Expatriates in Taiwan urge officials to lower credit thresholds
Friday, February 15, 2013
Taiwan is a popular destination for expatriates. Relatively low property prices, increasing availability of jobs and a comparatively stable political climate have boosted the region's allure for international workers and retirees, making it one of the fastest-growing areas in the world for expatriate immigration. Banking can be tricky, which is why many foreign nationals in cities like Taipei urged financial officials to make it easier for them to apply for lines of credit, according to The China Post.
The news source reports that many expatriates believe Taiwanese banks are making it too difficult for them to take advantage of financial services. Restrictions on international usage of locally issued debit cards and a lack of online fund transfers are among the problems expatriates face when banking in Taiwan, according to the news source.

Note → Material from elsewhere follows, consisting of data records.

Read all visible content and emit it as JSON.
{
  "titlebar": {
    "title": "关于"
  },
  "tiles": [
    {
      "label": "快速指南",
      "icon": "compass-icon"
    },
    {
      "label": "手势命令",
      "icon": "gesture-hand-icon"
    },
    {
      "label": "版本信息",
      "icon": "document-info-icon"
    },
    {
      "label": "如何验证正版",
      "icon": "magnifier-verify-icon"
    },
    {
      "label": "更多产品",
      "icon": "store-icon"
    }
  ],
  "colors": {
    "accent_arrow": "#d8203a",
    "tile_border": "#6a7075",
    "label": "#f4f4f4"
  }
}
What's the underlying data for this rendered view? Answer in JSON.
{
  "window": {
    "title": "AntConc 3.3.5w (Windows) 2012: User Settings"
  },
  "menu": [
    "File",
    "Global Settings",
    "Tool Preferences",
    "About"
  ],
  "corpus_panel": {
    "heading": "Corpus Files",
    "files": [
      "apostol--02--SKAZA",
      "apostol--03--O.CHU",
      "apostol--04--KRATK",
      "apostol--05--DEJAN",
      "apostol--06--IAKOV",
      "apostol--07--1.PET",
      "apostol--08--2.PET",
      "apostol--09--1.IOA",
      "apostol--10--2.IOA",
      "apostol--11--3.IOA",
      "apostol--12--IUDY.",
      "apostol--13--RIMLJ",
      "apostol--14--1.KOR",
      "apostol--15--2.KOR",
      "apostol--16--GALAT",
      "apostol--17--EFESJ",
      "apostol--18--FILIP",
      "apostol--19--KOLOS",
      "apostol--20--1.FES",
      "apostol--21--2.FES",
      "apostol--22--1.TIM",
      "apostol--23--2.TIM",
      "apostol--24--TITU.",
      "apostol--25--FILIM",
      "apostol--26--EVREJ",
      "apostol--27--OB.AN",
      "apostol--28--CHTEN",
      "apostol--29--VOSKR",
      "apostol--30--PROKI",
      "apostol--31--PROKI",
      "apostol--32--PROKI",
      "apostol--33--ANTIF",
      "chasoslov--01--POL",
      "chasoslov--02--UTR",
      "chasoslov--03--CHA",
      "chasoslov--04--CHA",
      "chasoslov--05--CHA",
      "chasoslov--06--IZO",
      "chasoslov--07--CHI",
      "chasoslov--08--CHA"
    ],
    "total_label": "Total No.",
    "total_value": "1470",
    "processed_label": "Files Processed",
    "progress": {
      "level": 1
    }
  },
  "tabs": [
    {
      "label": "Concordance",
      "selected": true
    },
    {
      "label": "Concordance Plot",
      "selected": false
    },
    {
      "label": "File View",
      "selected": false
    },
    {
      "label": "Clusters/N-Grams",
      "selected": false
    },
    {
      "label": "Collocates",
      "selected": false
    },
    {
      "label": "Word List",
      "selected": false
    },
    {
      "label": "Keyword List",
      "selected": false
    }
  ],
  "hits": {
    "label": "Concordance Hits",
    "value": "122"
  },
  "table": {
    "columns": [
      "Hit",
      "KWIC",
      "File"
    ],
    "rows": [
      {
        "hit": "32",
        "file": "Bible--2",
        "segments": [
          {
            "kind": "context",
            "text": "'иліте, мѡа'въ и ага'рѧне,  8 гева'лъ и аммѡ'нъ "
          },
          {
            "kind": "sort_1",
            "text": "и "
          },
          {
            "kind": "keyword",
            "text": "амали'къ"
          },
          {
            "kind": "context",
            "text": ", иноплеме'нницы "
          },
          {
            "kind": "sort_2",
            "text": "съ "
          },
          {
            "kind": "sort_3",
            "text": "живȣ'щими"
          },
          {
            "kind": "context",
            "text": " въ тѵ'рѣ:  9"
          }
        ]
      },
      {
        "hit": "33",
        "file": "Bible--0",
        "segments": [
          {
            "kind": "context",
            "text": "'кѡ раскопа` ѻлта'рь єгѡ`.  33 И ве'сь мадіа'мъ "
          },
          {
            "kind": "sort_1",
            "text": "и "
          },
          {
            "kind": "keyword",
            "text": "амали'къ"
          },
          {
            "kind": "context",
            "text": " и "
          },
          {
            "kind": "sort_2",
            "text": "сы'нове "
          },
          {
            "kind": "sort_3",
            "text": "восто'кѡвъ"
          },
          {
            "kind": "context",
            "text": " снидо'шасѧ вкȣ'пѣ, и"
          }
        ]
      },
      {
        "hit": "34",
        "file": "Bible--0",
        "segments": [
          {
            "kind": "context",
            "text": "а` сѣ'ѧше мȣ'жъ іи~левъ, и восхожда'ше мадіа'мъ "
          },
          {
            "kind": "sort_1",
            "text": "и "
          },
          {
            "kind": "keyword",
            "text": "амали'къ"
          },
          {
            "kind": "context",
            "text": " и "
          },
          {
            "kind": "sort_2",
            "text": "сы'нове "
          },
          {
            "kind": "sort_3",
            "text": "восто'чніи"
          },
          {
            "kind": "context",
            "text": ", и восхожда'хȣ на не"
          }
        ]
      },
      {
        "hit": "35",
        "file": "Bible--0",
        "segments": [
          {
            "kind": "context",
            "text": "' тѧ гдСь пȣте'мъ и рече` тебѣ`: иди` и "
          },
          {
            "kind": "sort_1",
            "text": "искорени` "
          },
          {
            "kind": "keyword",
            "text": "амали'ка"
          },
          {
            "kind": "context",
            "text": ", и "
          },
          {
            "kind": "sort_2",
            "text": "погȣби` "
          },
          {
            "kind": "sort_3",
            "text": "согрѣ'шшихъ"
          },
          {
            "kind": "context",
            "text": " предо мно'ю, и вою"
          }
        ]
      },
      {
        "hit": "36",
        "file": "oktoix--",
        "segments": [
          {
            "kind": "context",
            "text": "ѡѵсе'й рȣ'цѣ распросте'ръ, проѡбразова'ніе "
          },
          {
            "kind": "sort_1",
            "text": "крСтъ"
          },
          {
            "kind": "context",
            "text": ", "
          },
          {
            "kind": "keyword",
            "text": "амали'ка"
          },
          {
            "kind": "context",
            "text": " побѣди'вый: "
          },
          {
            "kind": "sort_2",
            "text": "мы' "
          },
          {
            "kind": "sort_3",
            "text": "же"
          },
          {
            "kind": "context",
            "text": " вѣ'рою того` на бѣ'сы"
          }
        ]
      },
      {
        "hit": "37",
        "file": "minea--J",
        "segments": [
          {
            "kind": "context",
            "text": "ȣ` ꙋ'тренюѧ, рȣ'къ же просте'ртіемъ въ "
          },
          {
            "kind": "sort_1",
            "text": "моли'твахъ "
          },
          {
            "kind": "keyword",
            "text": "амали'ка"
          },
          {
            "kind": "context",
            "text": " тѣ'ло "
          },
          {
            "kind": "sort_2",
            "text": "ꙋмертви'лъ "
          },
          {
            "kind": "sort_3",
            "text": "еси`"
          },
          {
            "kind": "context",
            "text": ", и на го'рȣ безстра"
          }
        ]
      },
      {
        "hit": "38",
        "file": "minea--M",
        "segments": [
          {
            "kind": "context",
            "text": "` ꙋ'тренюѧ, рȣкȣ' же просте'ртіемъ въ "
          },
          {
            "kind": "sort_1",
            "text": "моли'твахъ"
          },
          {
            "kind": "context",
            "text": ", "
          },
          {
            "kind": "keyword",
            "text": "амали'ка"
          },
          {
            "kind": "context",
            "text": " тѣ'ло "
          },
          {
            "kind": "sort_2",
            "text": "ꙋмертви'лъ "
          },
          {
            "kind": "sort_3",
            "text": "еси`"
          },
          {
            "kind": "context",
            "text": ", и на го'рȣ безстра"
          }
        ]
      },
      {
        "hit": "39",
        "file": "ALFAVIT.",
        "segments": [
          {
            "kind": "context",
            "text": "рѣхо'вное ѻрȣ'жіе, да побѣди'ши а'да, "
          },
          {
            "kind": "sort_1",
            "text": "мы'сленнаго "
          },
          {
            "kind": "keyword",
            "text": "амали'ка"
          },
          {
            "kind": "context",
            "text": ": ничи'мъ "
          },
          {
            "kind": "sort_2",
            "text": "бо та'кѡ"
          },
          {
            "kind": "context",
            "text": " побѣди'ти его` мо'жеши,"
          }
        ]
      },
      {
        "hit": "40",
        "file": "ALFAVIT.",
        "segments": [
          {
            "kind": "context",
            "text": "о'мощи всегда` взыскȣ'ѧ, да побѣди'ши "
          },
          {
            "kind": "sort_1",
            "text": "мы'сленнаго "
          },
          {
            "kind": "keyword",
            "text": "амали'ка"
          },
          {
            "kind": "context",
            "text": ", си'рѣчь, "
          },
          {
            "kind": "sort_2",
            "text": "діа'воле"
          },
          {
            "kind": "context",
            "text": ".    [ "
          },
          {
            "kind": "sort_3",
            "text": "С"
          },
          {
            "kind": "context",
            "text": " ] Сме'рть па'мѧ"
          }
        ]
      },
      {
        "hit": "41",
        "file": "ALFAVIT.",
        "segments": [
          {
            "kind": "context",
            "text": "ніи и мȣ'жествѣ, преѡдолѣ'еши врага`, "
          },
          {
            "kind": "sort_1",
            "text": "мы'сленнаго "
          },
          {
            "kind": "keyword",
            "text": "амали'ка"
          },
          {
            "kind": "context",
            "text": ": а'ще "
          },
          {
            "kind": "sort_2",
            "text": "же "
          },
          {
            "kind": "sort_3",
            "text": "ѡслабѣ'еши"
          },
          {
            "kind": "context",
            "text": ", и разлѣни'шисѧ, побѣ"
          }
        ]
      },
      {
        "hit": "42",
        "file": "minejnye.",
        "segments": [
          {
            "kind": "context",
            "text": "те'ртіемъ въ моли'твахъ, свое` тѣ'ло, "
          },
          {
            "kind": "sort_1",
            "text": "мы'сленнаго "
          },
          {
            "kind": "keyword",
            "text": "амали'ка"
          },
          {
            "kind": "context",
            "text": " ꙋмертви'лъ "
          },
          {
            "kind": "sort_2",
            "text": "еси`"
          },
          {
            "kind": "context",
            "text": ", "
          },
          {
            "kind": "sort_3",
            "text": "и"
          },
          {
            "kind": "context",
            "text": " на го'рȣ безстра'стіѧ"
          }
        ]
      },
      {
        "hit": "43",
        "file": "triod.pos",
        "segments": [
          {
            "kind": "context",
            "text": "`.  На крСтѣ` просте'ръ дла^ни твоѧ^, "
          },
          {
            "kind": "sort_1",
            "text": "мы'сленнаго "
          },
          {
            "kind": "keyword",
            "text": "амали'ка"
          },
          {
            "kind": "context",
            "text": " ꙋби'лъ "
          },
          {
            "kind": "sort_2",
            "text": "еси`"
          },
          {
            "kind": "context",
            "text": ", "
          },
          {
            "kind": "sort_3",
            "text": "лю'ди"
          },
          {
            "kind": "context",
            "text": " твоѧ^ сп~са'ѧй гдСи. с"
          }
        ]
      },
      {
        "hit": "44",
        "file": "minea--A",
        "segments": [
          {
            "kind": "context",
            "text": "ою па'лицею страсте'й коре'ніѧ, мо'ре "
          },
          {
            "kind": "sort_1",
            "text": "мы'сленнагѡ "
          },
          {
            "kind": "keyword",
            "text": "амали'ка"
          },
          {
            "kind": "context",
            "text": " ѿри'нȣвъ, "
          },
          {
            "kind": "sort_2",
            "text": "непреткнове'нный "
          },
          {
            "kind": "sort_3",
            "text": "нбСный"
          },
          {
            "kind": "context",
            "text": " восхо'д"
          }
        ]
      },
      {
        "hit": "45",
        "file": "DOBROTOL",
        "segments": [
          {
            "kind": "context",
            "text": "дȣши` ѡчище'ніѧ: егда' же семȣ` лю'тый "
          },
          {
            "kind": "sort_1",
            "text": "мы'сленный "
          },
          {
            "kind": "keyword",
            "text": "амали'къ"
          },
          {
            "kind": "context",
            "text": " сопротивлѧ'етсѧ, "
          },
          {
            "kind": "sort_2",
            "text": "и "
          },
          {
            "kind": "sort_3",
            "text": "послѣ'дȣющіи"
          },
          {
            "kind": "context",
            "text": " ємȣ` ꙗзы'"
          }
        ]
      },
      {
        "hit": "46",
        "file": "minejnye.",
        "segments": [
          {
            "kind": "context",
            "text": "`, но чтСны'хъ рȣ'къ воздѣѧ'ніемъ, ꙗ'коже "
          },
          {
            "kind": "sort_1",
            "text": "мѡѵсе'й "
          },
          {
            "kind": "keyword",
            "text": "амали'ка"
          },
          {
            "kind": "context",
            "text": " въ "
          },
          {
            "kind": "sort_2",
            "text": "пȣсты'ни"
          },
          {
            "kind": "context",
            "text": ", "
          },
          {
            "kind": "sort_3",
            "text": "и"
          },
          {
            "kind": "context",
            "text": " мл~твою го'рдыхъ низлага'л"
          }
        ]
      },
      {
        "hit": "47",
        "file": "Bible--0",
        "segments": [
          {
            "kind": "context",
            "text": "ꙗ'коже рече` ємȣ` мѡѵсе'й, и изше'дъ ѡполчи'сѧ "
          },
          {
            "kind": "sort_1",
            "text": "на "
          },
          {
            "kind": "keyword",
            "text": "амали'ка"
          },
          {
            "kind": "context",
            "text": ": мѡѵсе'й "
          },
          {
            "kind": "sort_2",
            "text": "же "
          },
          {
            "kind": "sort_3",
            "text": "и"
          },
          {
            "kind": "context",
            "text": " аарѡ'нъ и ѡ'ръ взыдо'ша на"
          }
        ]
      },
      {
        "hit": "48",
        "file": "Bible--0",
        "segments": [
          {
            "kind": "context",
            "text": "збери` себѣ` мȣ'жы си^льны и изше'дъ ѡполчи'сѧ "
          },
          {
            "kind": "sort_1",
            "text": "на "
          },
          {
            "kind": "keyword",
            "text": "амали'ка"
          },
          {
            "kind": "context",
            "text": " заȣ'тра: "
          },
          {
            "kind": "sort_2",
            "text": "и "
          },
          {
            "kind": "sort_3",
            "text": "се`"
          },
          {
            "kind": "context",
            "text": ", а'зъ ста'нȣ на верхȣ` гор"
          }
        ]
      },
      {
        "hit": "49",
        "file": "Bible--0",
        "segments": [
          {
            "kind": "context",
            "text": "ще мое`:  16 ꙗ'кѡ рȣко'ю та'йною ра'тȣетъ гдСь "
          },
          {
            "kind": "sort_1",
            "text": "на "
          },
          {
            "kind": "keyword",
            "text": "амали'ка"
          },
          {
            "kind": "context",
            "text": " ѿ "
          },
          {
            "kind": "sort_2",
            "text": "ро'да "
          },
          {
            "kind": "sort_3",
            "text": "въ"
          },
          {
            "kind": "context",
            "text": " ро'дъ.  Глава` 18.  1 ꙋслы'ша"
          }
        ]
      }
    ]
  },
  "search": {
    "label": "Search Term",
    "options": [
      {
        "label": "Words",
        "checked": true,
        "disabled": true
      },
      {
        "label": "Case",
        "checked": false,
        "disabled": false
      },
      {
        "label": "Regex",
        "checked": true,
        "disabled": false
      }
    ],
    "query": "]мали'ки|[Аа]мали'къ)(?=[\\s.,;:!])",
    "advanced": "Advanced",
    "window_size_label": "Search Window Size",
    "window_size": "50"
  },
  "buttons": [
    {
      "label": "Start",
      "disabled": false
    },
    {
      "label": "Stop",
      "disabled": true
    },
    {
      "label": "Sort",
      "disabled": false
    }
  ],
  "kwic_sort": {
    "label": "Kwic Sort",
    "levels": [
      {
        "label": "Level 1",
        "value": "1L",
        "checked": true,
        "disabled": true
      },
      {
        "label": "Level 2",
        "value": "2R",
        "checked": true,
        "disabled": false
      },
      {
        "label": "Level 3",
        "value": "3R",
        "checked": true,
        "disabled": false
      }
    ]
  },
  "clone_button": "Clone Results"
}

Benoit Girardot, a manager at a medical equipment company in Taiwan, told the news outlet that life in Taiwan is generally very convenient for expatriates, but more must be done to address the shortcomings faced by foreign nationals in the financial services sector.
Credit card applications are among the most urgent problems facing expatriates living and working in Taiwan. Banks in the region have had free reign to issue loans and other lines of credit to international residents since 2007, resulting in the need for many expatriates to have cosigners for credit cards and restrictions on how and where they can access their money. Even something as simple as applying for a cellphone can often require a cosignatory borrower, making the process difficult for many expatriates.
A series of challenges
Restrictions on personal banking and borrowing are not the only obstacles expatriates face in Taiwan. The news source reported in a separate article that many foreigners struggle to adapt to life in the region due to the lack of bilingual signage and English announcements.
Paul Groff, an American who teaches English in Taiwan, said that there is no English-language website with crucial information for foreign nationals. As a result, he has resorted to disposing of his household waste illegally in the past, as the specific rules and regulations concerning refuse collection have been too difficult for a non-native speaker to interpret. Furthermore, most of the road signs in major cities are in Mandarin, which can result in confusion for expatriate motorists.
However, despite these challenges, Taiwan is likely to remain a popular choice for foreign nationals from around the world. Affordable property such as furnished extended stay units and serviced apartments make the region attractive to immigrants seeking a new life in Southeast Asia.